All those business cards you picked up at the show are potential leads for future sales. Email every lead a short, personalized note around one week after the show. Include a link to your catalogue and line sheet and remind them of any specials you may still be honouring after the show (free shipping or a lower starting minimum are very common). Don’t be surprised if you don’t hear back, buyers get a lot of emails like this. It would be appropriate to follow up again in a week or two in a second blast of personalized emails.
There are no rules about this but generally try not to annoy a retailer with a ton of emails and followups, just remain on their radar periodically in whatever style works for you. Growing your wholesale accounts is a long game and it’s up to you to keep the conversation going until a retailer either indicates they are not interested (either they will tell you, or they will not respond to three or more emails) or they - huzzah - place an order.
Orders can be shipped right away, or the retailer can ask for a ship date in the future. Orders can go straight out of your studio, or you may be working with a warehouse/dropshipper. If you are asked to ship at a later date, make sure the retailer pays a non-refundable deposit to hold the stock. Never ship product without payment in full unless you are absolutely sure the retailer will pay you later.
Don’t forget to follow up on your new stockists in a few months and see how the items are doing in their shops, pass on if there’s anything new to show them, or what they might want to reorder.
Buying happens in cycles and retailers budget for particular seasons, so be sure to work around those date ranges when reaching out with new or seasonal items. For example, a calendar should be ready to ship in early September at the latest, and marketed to retailers even earlier than that.
Lastly, you’re going to get a booth renewal from your rep in the weeks after the trade show. If you know you’re going to be back, and have the cash flow to put down a deposit, it’s worth doing as early as possible as there are generally financial incentives in booking your booth back in early.
And now, my friends, the trade show lady is singing.
Vikki Wiercinski is one of the panelists selecting the products for our 2018 gift catalog.
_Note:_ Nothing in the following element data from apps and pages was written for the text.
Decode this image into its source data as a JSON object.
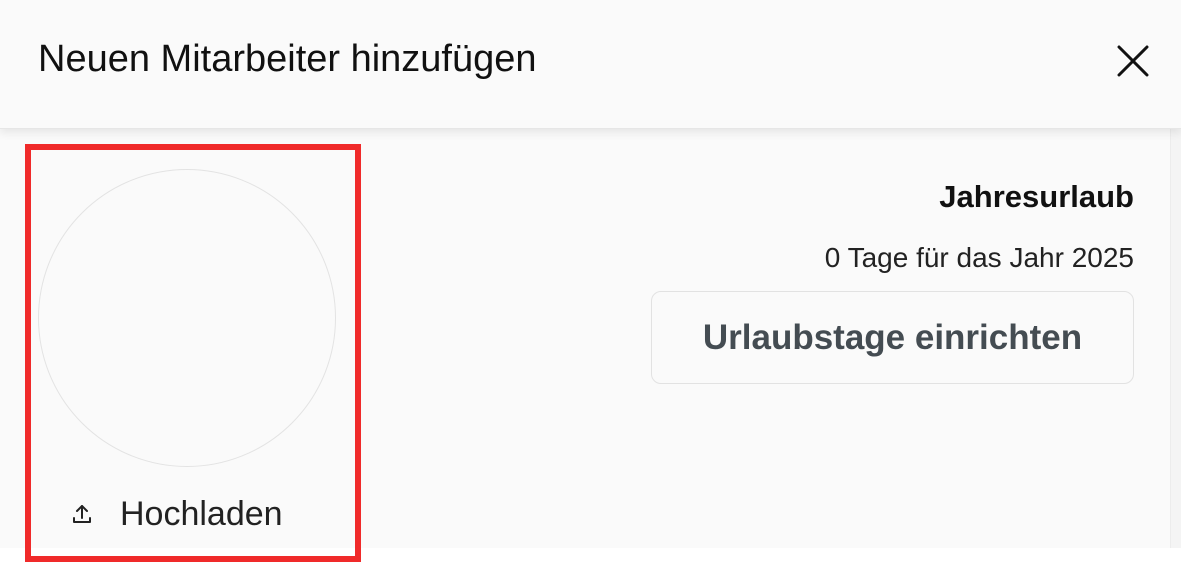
{
  "dialog": {
    "title": "Neuen Mitarbeiter hinzufügen",
    "close_icon": "close-icon"
  },
  "avatar": {
    "upload_label": "Hochladen",
    "upload_icon": "upload-icon"
  },
  "vacation": {
    "title": "Jahresurlaub",
    "info": "0 Tage für das Jahr 2025",
    "setup_button": "Urlaubstage einrichten"
  },
  "colors": {
    "highlight": "#f02a2a",
    "background": "#fafafa",
    "button_text": "#444c52"
  }
}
You can read more about her here, or you can see her wares at the spring edition of the Royal Bison Art & Craft fair.